:: ACTIVITY ::
Given the listing that follows, report all lines in which the string "this" occurs.

:: DATASET RECORDS ::
-*-

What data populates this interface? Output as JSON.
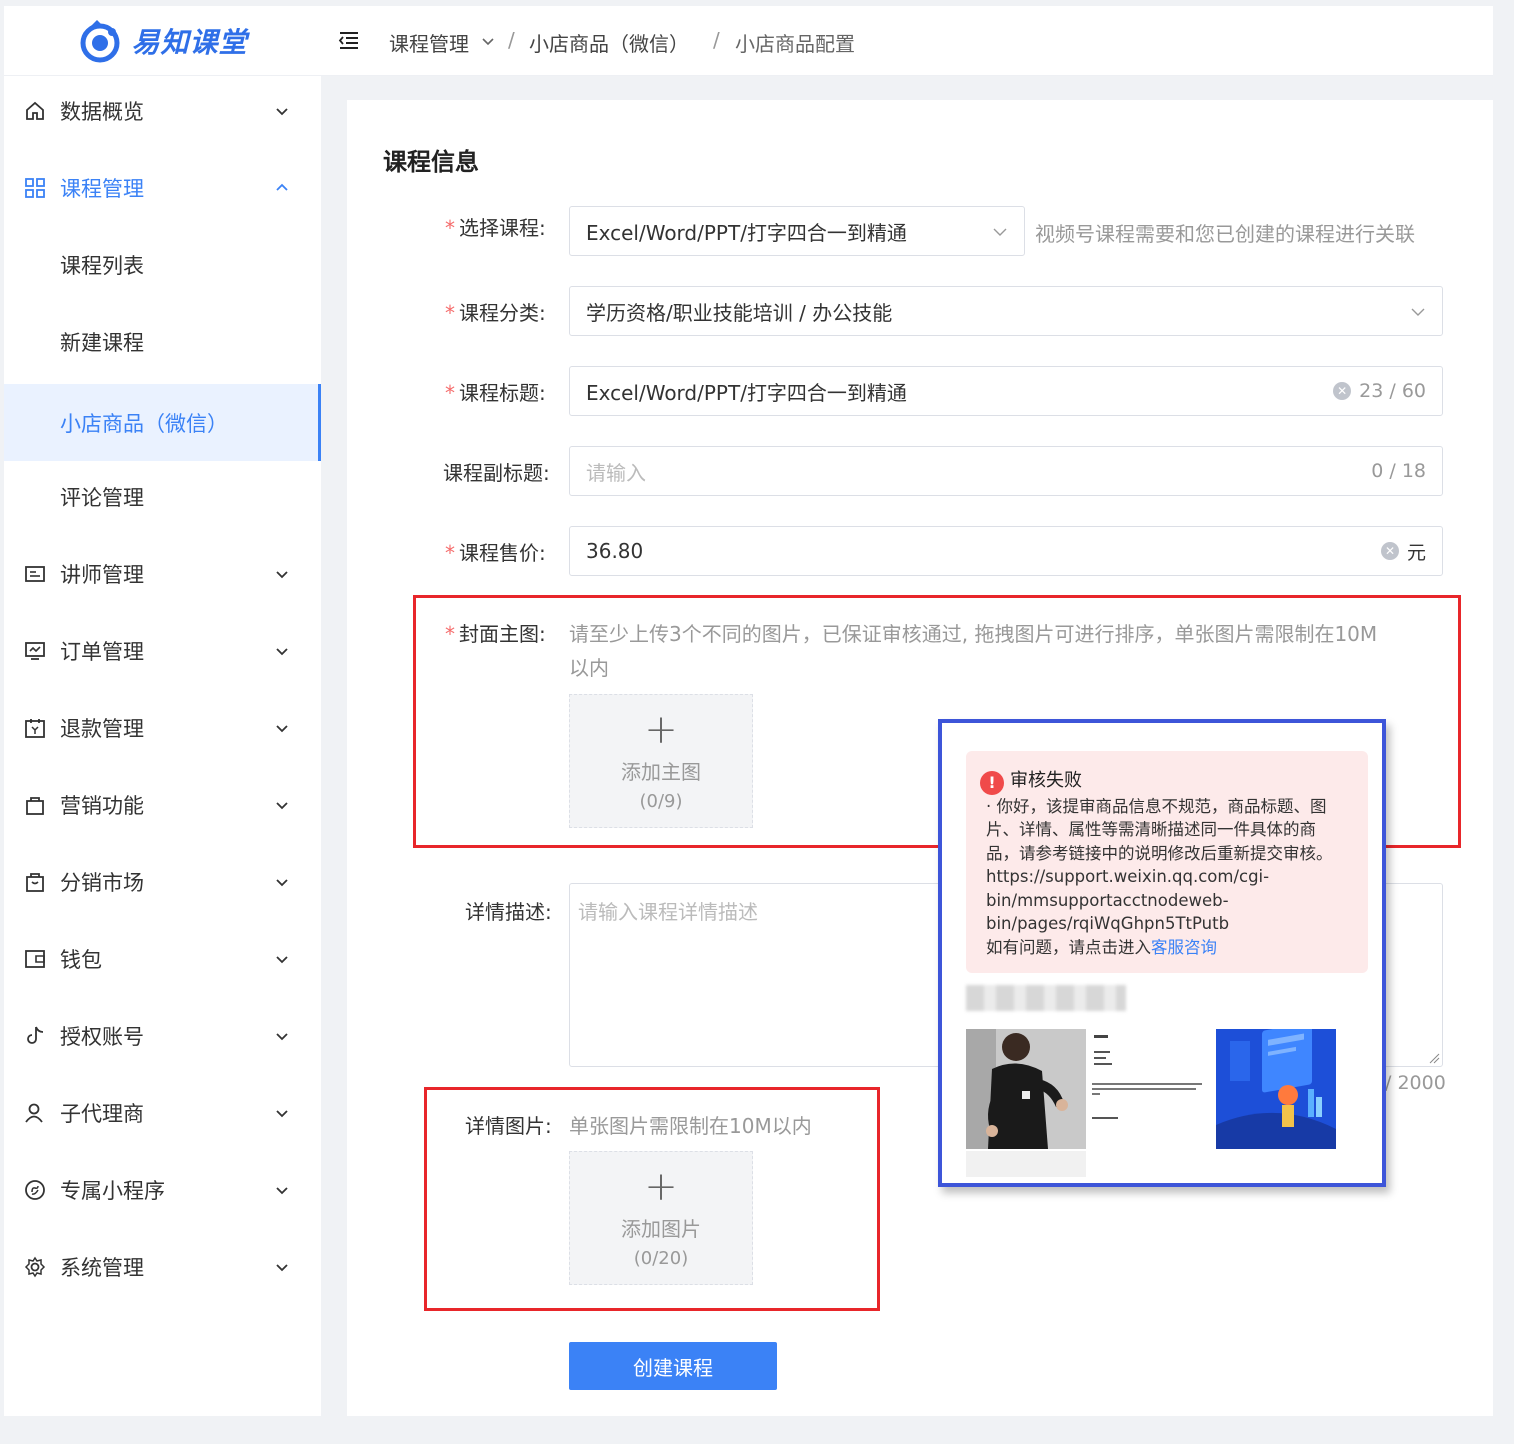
{
  "app": {
    "logo_text": "易知课堂"
  },
  "sidebar": {
    "items": [
      {
        "label": "数据概览",
        "icon": "home-icon"
      },
      {
        "label": "课程管理",
        "icon": "grid-icon"
      },
      {
        "label": "课程列表"
      },
      {
        "label": "新建课程"
      },
      {
        "label": "小店商品（微信）"
      },
      {
        "label": "评论管理"
      },
      {
        "label": "讲师管理",
        "icon": "id-card-icon"
      },
      {
        "label": "订单管理",
        "icon": "order-icon"
      },
      {
        "label": "退款管理",
        "icon": "refund-icon"
      },
      {
        "label": "营销功能",
        "icon": "bag-icon"
      },
      {
        "label": "分销市场",
        "icon": "shop-bag-icon"
      },
      {
        "label": "钱包",
        "icon": "wallet-icon"
      },
      {
        "label": "授权账号",
        "icon": "tiktok-icon"
      },
      {
        "label": "子代理商",
        "icon": "user-icon"
      },
      {
        "label": "专属小程序",
        "icon": "mini-program-icon"
      },
      {
        "label": "系统管理",
        "icon": "gear-icon"
      }
    ]
  },
  "breadcrumb": {
    "items": [
      "课程管理",
      "小店商品（微信）",
      "小店商品配置"
    ],
    "separator": "/"
  },
  "form": {
    "section_title": "课程信息",
    "course": {
      "label": "选择课程:",
      "value": "Excel/Word/PPT/打字四合一到精通",
      "hint": "视频号课程需要和您已创建的课程进行关联"
    },
    "category": {
      "label": "课程分类:",
      "value": "学历资格/职业技能培训 / 办公技能"
    },
    "title": {
      "label": "课程标题:",
      "value": "Excel/Word/PPT/打字四合一到精通",
      "count": "23 / 60"
    },
    "subtitle": {
      "label": "课程副标题:",
      "placeholder": "请输入",
      "count": "0 / 18"
    },
    "price": {
      "label": "课程售价:",
      "value": "36.80",
      "unit": "元"
    },
    "cover": {
      "label": "封面主图:",
      "hint": "请至少上传3个不同的图片，已保证审核通过, 拖拽图片可进行排序，单张图片需限制在10M",
      "hint_line2": "以内",
      "upload_label": "添加主图",
      "upload_count": "(0/9)"
    },
    "description": {
      "label": "详情描述:",
      "placeholder": "请输入课程详情描述",
      "count": "/ 2000"
    },
    "detail_images": {
      "label": "详情图片:",
      "hint": "单张图片需限制在10M以内",
      "upload_label": "添加图片",
      "upload_count": "(0/20)"
    },
    "submit_label": "创建课程"
  },
  "popup": {
    "title": "审核失败",
    "line1": "· 你好，该提审商品信息不规范，商品标题、图",
    "line2": "片、详情、属性等需清晰描述同一件具体的商",
    "line3": "品，请参考链接中的说明修改后重新提交审核。",
    "line4": "https://support.weixin.qq.com/cgi-",
    "line5": "bin/mmsupportacctnodeweb-",
    "line6": "bin/pages/rqiWqGhpn5TtPutb",
    "line7_prefix": "如有问题，请点击进入",
    "line7_link": "客服咨询"
  },
  "colors": {
    "primary": "#3b82f6",
    "danger": "#e8262a",
    "popup_border": "#3d55d9",
    "alert_bg": "#fdeaea"
  }
}
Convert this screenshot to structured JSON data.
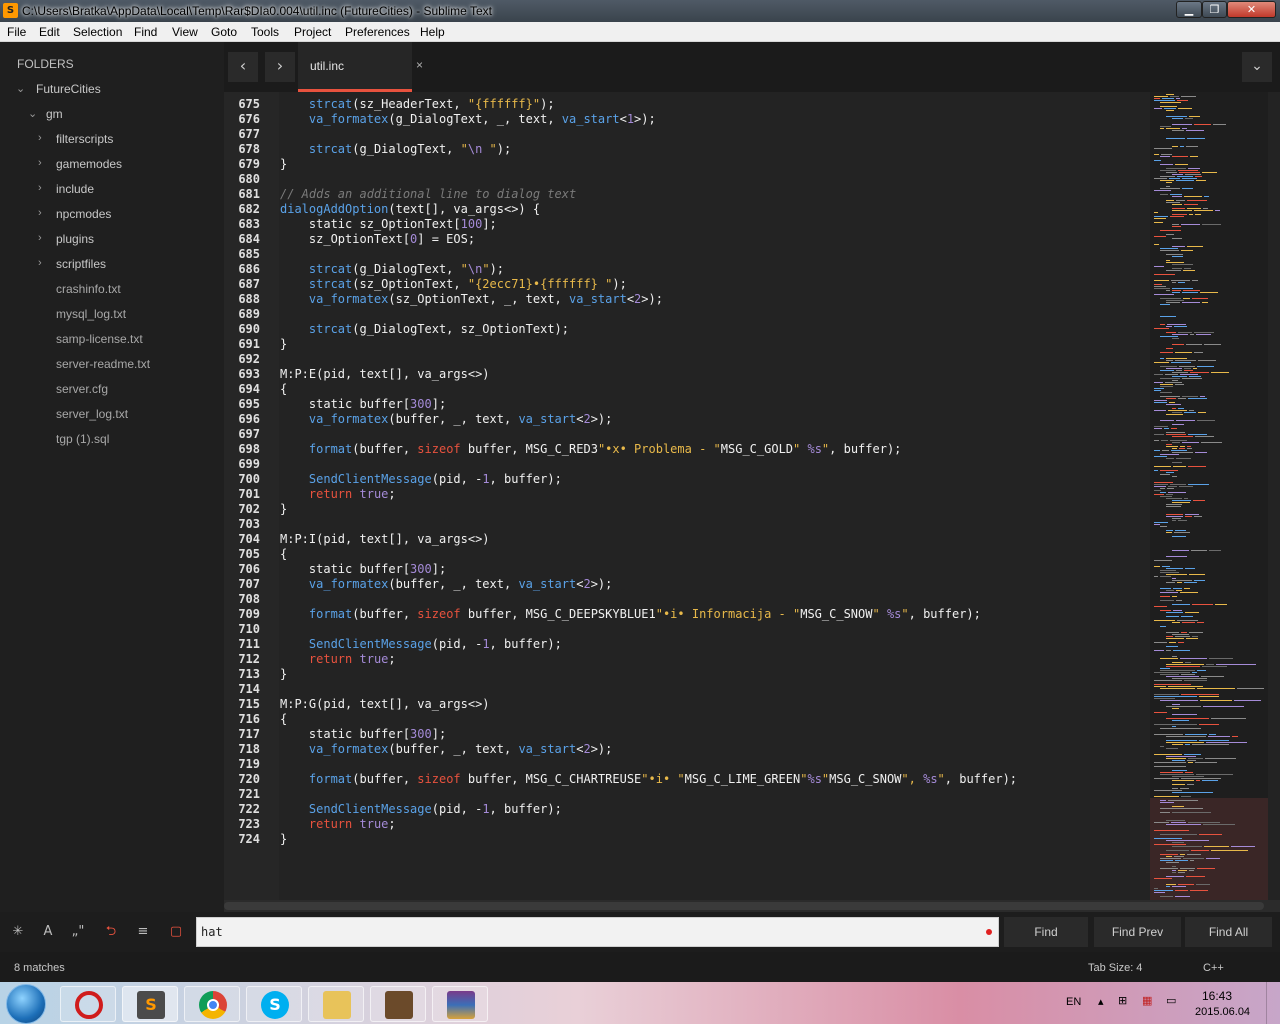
{
  "window": {
    "title": "C:\\Users\\Bratka\\AppData\\Local\\Temp\\Rar$DIa0.004\\util.inc (FutureCities) - Sublime Text",
    "app_icon": "S",
    "buttons": [
      "minimize-icon",
      "maximize-icon",
      "close-icon"
    ]
  },
  "menu": [
    "File",
    "Edit",
    "Selection",
    "Find",
    "View",
    "Goto",
    "Tools",
    "Project",
    "Preferences",
    "Help"
  ],
  "sidebar": {
    "header": "FOLDERS",
    "root": "FutureCities",
    "subroot": "gm",
    "folders": [
      "filterscripts",
      "gamemodes",
      "include",
      "npcmodes",
      "plugins",
      "scriptfiles"
    ],
    "files": [
      "crashinfo.txt",
      "mysql_log.txt",
      "samp-license.txt",
      "server-readme.txt",
      "server.cfg",
      "server_log.txt",
      "tgp (1).sql"
    ]
  },
  "tabs": {
    "back": "‹",
    "forward": "›",
    "active": "util.inc",
    "close": "×",
    "overflow": "⌄"
  },
  "code": [
    {
      "n": "675",
      "seg": [
        [
          "    ",
          ""
        ],
        [
          "strcat",
          "f"
        ],
        [
          "(sz_HeaderText, ",
          ""
        ],
        [
          "\"{ffffff}\"",
          "s"
        ],
        [
          ");",
          ""
        ]
      ]
    },
    {
      "n": "676",
      "seg": [
        [
          "    ",
          ""
        ],
        [
          "va_formatex",
          "f"
        ],
        [
          "(g_DialogText, _, text, ",
          ""
        ],
        [
          "va_start",
          "f"
        ],
        [
          "<",
          ""
        ],
        [
          "1",
          "n"
        ],
        [
          ">);",
          ""
        ]
      ]
    },
    {
      "n": "677",
      "seg": []
    },
    {
      "n": "678",
      "seg": [
        [
          "    ",
          ""
        ],
        [
          "strcat",
          "f"
        ],
        [
          "(g_DialogText, ",
          ""
        ],
        [
          "\"",
          "s"
        ],
        [
          "\\n",
          "n"
        ],
        [
          " \"",
          "s"
        ],
        [
          ");",
          ""
        ]
      ]
    },
    {
      "n": "679",
      "seg": [
        [
          "}",
          ""
        ]
      ]
    },
    {
      "n": "680",
      "seg": []
    },
    {
      "n": "681",
      "seg": [
        [
          "// Adds an additional line to dialog text",
          "c"
        ]
      ]
    },
    {
      "n": "682",
      "seg": [
        [
          "dialogAddOption",
          "f"
        ],
        [
          "(text[], va_args<>) {",
          ""
        ]
      ]
    },
    {
      "n": "683",
      "seg": [
        [
          "    static ",
          ""
        ],
        [
          "sz_OptionText[",
          ""
        ],
        [
          "100",
          "n"
        ],
        [
          "];",
          ""
        ]
      ]
    },
    {
      "n": "684",
      "seg": [
        [
          "    sz_OptionText[",
          ""
        ],
        [
          "0",
          "n"
        ],
        [
          "] = EOS;",
          ""
        ]
      ]
    },
    {
      "n": "685",
      "seg": []
    },
    {
      "n": "686",
      "seg": [
        [
          "    ",
          ""
        ],
        [
          "strcat",
          "f"
        ],
        [
          "(g_DialogText, ",
          ""
        ],
        [
          "\"",
          "s"
        ],
        [
          "\\n",
          "n"
        ],
        [
          "\"",
          "s"
        ],
        [
          ");",
          ""
        ]
      ]
    },
    {
      "n": "687",
      "seg": [
        [
          "    ",
          ""
        ],
        [
          "strcat",
          "f"
        ],
        [
          "(sz_OptionText, ",
          ""
        ],
        [
          "\"{2ecc71}•{ffffff} \"",
          "s"
        ],
        [
          ");",
          ""
        ]
      ]
    },
    {
      "n": "688",
      "seg": [
        [
          "    ",
          ""
        ],
        [
          "va_formatex",
          "f"
        ],
        [
          "(sz_OptionText, _, text, ",
          ""
        ],
        [
          "va_start",
          "f"
        ],
        [
          "<",
          ""
        ],
        [
          "2",
          "n"
        ],
        [
          ">);",
          ""
        ]
      ]
    },
    {
      "n": "689",
      "seg": []
    },
    {
      "n": "690",
      "seg": [
        [
          "    ",
          ""
        ],
        [
          "strcat",
          "f"
        ],
        [
          "(g_DialogText, sz_OptionText);",
          ""
        ]
      ]
    },
    {
      "n": "691",
      "seg": [
        [
          "}",
          ""
        ]
      ]
    },
    {
      "n": "692",
      "seg": []
    },
    {
      "n": "693",
      "seg": [
        [
          "M:P:E(pid, text[], va_args<>)",
          ""
        ]
      ]
    },
    {
      "n": "694",
      "seg": [
        [
          "{",
          ""
        ]
      ]
    },
    {
      "n": "695",
      "seg": [
        [
          "    static buffer[",
          ""
        ],
        [
          "300",
          "n"
        ],
        [
          "];",
          ""
        ]
      ]
    },
    {
      "n": "696",
      "seg": [
        [
          "    ",
          ""
        ],
        [
          "va_formatex",
          "f"
        ],
        [
          "(buffer, _, text, ",
          ""
        ],
        [
          "va_start",
          "f"
        ],
        [
          "<",
          ""
        ],
        [
          "2",
          "n"
        ],
        [
          ">);",
          ""
        ]
      ]
    },
    {
      "n": "697",
      "seg": []
    },
    {
      "n": "698",
      "seg": [
        [
          "    ",
          ""
        ],
        [
          "format",
          "f"
        ],
        [
          "(buffer, ",
          ""
        ],
        [
          "sizeof",
          "k"
        ],
        [
          " buffer, MSG_C_RED3",
          ""
        ],
        [
          "\"•x• Problema - \"",
          "s"
        ],
        [
          "MSG_C_GOLD",
          ""
        ],
        [
          "\" ",
          "s"
        ],
        [
          "%s",
          "n"
        ],
        [
          "\"",
          "s"
        ],
        [
          ", buffer);",
          ""
        ]
      ]
    },
    {
      "n": "699",
      "seg": []
    },
    {
      "n": "700",
      "seg": [
        [
          "    ",
          ""
        ],
        [
          "SendClientMessage",
          "f"
        ],
        [
          "(pid, -",
          ""
        ],
        [
          "1",
          "n"
        ],
        [
          ", buffer);",
          ""
        ]
      ]
    },
    {
      "n": "701",
      "seg": [
        [
          "    ",
          ""
        ],
        [
          "return",
          "k"
        ],
        [
          " ",
          ""
        ],
        [
          "true",
          "n"
        ],
        [
          ";",
          ""
        ]
      ]
    },
    {
      "n": "702",
      "seg": [
        [
          "}",
          ""
        ]
      ]
    },
    {
      "n": "703",
      "seg": []
    },
    {
      "n": "704",
      "seg": [
        [
          "M:P:I(pid, text[], va_args<>)",
          ""
        ]
      ]
    },
    {
      "n": "705",
      "seg": [
        [
          "{",
          ""
        ]
      ]
    },
    {
      "n": "706",
      "seg": [
        [
          "    static buffer[",
          ""
        ],
        [
          "300",
          "n"
        ],
        [
          "];",
          ""
        ]
      ]
    },
    {
      "n": "707",
      "seg": [
        [
          "    ",
          ""
        ],
        [
          "va_formatex",
          "f"
        ],
        [
          "(buffer, _, text, ",
          ""
        ],
        [
          "va_start",
          "f"
        ],
        [
          "<",
          ""
        ],
        [
          "2",
          "n"
        ],
        [
          ">);",
          ""
        ]
      ]
    },
    {
      "n": "708",
      "seg": []
    },
    {
      "n": "709",
      "seg": [
        [
          "    ",
          ""
        ],
        [
          "format",
          "f"
        ],
        [
          "(buffer, ",
          ""
        ],
        [
          "sizeof",
          "k"
        ],
        [
          " buffer, MSG_C_DEEPSKYBLUE1",
          ""
        ],
        [
          "\"•i• Informacija - \"",
          "s"
        ],
        [
          "MSG_C_SNOW",
          ""
        ],
        [
          "\" ",
          "s"
        ],
        [
          "%s",
          "n"
        ],
        [
          "\"",
          "s"
        ],
        [
          ", buffer);",
          ""
        ]
      ]
    },
    {
      "n": "710",
      "seg": []
    },
    {
      "n": "711",
      "seg": [
        [
          "    ",
          ""
        ],
        [
          "SendClientMessage",
          "f"
        ],
        [
          "(pid, -",
          ""
        ],
        [
          "1",
          "n"
        ],
        [
          ", buffer);",
          ""
        ]
      ]
    },
    {
      "n": "712",
      "seg": [
        [
          "    ",
          ""
        ],
        [
          "return",
          "k"
        ],
        [
          " ",
          ""
        ],
        [
          "true",
          "n"
        ],
        [
          ";",
          ""
        ]
      ]
    },
    {
      "n": "713",
      "seg": [
        [
          "}",
          ""
        ]
      ]
    },
    {
      "n": "714",
      "seg": []
    },
    {
      "n": "715",
      "seg": [
        [
          "M:P:G(pid, text[], va_args<>)",
          ""
        ]
      ]
    },
    {
      "n": "716",
      "seg": [
        [
          "{",
          ""
        ]
      ]
    },
    {
      "n": "717",
      "seg": [
        [
          "    static buffer[",
          ""
        ],
        [
          "300",
          "n"
        ],
        [
          "];",
          ""
        ]
      ]
    },
    {
      "n": "718",
      "seg": [
        [
          "    ",
          ""
        ],
        [
          "va_formatex",
          "f"
        ],
        [
          "(buffer, _, text, ",
          ""
        ],
        [
          "va_start",
          "f"
        ],
        [
          "<",
          ""
        ],
        [
          "2",
          "n"
        ],
        [
          ">);",
          ""
        ]
      ]
    },
    {
      "n": "719",
      "seg": []
    },
    {
      "n": "720",
      "seg": [
        [
          "    ",
          ""
        ],
        [
          "format",
          "f"
        ],
        [
          "(buffer, ",
          ""
        ],
        [
          "sizeof",
          "k"
        ],
        [
          " buffer, MSG_C_CHARTREUSE",
          ""
        ],
        [
          "\"•i• \"",
          "s"
        ],
        [
          "MSG_C_LIME_GREEN",
          ""
        ],
        [
          "\"",
          "s"
        ],
        [
          "%s",
          "n"
        ],
        [
          "\"",
          "s"
        ],
        [
          "MSG_C_SNOW",
          ""
        ],
        [
          "\", ",
          "s"
        ],
        [
          "%s",
          "n"
        ],
        [
          "\"",
          "s"
        ],
        [
          ", buffer);",
          ""
        ]
      ]
    },
    {
      "n": "721",
      "seg": []
    },
    {
      "n": "722",
      "seg": [
        [
          "    ",
          ""
        ],
        [
          "SendClientMessage",
          "f"
        ],
        [
          "(pid, -",
          ""
        ],
        [
          "1",
          "n"
        ],
        [
          ", buffer);",
          ""
        ]
      ]
    },
    {
      "n": "723",
      "seg": [
        [
          "    ",
          ""
        ],
        [
          "return",
          "k"
        ],
        [
          " ",
          ""
        ],
        [
          "true",
          "n"
        ],
        [
          ";",
          ""
        ]
      ]
    },
    {
      "n": "724",
      "seg": [
        [
          "}",
          ""
        ]
      ]
    }
  ],
  "find": {
    "options": [
      "regex-icon",
      "case-icon",
      "whole-word-icon",
      "wrap-icon",
      "in-selection-icon",
      "highlight-icon"
    ],
    "value": "hat",
    "find_label": "Find",
    "find_prev_label": "Find Prev",
    "find_all_label": "Find All"
  },
  "status": {
    "matches": "8 matches",
    "tab_size": "Tab Size: 4",
    "syntax": "C++"
  },
  "taskbar": {
    "apps": [
      "opera-icon",
      "sublime-text-icon",
      "chrome-icon",
      "skype-icon",
      "file-explorer-icon",
      "game-icon",
      "winrar-icon"
    ],
    "language": "EN",
    "time": "16:43",
    "date": "2015.06.04"
  }
}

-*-

:: TASK ANSWER ::
What data populates this interface? Output as JSON.
Convert this screenshot to structured JSON data.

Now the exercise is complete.